What’s Smart Manufacturing?
Smart manufacturing is a complex system; which takes time to integrate into a pre-existing factory. This type of innovative manufacturing is a combination of several technologies and solutions which collectively implemented in a manufacturing ecosystem helps to improve processes and output and is therefore been termed ‘smart manufacturing’. In smart manufacturing, we call this unique combination of technologies ‘enablers’, which help in cut costs and streamline the manufacturing processes.
Key enablers include:
- Internet of things
- Key monitoring
Companies are continuously investing and exploring ways to obtain advantages through the use of these key enablers. If we investigate enablers, then we’ll observe that they create data, accept data and even have the ability to learn from complex data sets to improve operations. Enablers analyzing data in this way supports the production and manufacturing process through transparency, adaptability with the added bonus of cost savings.
Core Benefits of Smart Manufacturing?
Smart manufacturing relies on a key 3PL WMS (warehouse management) system and provides several benefits, to operator including more efficient workflows, higher productivity, and key cost savings. In a smart factory, technology allows for productivity to continues to be enhanced over long term use.
If one of the machines operating in a smart factory slows down, functioning artificial intelligence systems will be able to address the problem and find a solution to the situation immediately without human interference or intervention. These systems allow operators peace of mind, as machines can be fixed on the fly and won’t need to involve costly manual labor.
Beyond assisting slow machines, AI technology will also be able to point out issues before they happen by taking into account surrounding conditions that humans may be unable to detect, this time of predictive technology helps companies make use of big data to ensure their operations continue to run smoothly before any issues even arise.
One challenge owners face when implementing smart technology into their factories is the upfront costs. Many companies aren’t able to afford the technology, particularly if they are only taking into account the short-term.
However, it’s clear that cost long term savings will outweigh the setup costs, therefore business owners should consider putting together a structured payment plan ensuring that these new technologies are becoming part of the factory ecosystem over time.
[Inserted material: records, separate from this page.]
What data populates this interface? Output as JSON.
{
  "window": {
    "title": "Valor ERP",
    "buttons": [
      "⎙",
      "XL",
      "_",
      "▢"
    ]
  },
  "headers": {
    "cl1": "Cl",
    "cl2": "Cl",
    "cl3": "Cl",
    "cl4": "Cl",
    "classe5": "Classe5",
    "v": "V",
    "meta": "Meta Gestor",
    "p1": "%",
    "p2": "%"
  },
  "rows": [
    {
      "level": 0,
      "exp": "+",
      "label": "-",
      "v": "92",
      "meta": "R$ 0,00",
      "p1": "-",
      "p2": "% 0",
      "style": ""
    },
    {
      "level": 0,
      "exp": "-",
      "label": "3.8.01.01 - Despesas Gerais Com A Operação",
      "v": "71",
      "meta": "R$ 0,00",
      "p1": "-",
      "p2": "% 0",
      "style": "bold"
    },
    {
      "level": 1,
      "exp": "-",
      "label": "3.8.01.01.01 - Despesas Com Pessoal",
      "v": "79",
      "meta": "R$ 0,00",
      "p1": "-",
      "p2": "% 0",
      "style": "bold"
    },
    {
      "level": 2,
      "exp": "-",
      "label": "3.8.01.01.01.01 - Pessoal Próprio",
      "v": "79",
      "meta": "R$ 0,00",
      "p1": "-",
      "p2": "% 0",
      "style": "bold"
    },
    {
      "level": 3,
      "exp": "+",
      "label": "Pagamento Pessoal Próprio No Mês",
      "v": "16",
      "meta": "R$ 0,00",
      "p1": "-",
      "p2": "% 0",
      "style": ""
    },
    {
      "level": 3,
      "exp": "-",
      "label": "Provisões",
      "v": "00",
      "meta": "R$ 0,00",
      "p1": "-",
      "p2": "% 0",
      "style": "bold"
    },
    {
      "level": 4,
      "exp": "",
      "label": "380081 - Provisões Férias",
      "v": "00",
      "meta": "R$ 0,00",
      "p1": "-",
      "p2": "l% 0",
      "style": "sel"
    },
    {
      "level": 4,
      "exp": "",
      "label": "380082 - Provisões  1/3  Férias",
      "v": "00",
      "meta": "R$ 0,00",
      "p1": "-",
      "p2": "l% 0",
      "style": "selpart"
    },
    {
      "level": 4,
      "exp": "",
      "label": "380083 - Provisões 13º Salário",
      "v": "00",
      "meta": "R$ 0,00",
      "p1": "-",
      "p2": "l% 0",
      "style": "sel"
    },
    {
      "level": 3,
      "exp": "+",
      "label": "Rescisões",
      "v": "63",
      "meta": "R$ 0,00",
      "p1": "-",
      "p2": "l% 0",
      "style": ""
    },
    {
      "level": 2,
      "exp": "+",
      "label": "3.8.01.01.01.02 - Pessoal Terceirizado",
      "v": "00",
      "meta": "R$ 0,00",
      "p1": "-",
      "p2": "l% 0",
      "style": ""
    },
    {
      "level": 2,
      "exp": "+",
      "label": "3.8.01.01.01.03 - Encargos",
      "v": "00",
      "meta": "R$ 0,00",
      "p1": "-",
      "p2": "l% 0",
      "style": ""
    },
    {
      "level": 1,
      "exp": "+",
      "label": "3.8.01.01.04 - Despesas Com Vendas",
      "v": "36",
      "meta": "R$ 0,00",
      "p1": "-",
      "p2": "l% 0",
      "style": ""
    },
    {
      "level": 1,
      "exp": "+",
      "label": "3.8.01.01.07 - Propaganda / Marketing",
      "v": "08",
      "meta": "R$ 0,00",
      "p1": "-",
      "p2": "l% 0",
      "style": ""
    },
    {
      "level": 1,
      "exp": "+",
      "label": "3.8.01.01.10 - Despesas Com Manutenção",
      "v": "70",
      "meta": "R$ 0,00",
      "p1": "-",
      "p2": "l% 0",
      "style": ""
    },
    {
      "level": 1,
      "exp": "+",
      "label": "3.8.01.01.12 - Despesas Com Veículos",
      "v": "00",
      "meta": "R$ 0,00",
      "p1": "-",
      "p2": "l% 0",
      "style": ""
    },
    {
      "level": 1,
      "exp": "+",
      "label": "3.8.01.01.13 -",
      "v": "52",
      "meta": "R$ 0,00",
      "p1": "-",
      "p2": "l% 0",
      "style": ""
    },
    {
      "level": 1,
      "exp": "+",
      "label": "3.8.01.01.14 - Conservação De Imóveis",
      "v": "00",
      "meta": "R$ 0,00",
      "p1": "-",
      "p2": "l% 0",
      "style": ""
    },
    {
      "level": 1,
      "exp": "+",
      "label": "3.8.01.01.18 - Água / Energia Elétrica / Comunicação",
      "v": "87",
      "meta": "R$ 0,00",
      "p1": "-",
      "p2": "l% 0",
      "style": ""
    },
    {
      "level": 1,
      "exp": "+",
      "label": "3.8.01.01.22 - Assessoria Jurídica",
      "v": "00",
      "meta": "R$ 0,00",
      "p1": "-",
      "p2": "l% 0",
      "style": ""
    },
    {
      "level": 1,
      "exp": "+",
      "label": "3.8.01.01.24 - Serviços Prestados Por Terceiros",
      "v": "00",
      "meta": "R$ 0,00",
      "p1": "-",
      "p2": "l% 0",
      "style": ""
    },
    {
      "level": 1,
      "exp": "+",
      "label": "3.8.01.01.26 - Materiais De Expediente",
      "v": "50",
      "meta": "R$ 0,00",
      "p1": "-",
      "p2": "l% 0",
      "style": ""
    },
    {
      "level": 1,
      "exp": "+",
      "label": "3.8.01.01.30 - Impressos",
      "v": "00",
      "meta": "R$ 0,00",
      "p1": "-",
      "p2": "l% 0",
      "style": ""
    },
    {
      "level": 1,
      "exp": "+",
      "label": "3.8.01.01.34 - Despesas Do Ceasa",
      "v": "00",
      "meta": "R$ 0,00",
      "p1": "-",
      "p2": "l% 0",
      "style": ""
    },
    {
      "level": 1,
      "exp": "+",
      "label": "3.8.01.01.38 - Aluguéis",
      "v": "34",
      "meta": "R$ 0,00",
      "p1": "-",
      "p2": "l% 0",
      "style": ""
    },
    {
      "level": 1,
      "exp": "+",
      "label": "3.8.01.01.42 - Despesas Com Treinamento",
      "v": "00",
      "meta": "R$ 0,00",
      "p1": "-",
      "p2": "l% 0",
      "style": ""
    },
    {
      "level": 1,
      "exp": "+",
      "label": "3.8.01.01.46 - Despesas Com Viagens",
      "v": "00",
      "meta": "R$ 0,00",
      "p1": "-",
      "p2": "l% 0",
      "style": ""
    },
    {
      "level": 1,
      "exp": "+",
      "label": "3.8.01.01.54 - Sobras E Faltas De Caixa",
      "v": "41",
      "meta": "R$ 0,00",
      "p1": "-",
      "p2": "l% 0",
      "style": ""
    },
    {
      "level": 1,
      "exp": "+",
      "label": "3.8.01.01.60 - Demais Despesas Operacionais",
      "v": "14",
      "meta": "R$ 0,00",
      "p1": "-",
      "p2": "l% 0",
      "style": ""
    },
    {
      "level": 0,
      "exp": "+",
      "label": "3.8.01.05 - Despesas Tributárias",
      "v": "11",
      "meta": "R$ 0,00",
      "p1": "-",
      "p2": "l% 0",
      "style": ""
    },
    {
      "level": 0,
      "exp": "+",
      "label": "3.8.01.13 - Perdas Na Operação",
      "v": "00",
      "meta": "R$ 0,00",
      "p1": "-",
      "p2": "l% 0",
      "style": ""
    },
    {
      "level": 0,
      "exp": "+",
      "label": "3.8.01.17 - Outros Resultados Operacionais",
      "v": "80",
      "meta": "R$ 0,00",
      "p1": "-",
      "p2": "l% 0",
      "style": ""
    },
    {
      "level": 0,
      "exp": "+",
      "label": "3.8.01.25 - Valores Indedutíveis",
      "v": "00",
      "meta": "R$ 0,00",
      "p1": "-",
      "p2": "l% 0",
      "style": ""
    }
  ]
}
How SM Differs from Traditional Manufacturing Approaches
Traditional manufacturing-focused solely on the mass production of products, where mass machinery was running simultaneously. In a traditional manufacturing scenario if a machine wasn’t operational, it was losing money, therefore owners needed to ensure that machines were running at a constant.
Consequently, manufacturers were forced to machines running, all the while keeping costs low. This is called batch-and-queue processing – a mass-production technique where products are processed and moved to the next system, whether they are required to or not. This type of procedure helps to keeps costs down and products on the move.
This type of manufacturing isn’t effective for many reasons, including:
- A long machine set-up time means lost production time.
- The quality of the product suffers because if parts in a batch aren’t made correctly, no one will notice the issue until the next operation. This often means work has to be done again, which is expensive or ties up valuable resources.
Alternatively, mart manufacturing which combines intelligent systems can respond quickly to meet factory demands and the supply network without errors.
The goal of smart manufacturing is to optimize the manufacturing technology-centric approach that uses Internet supported machinery to monitor production.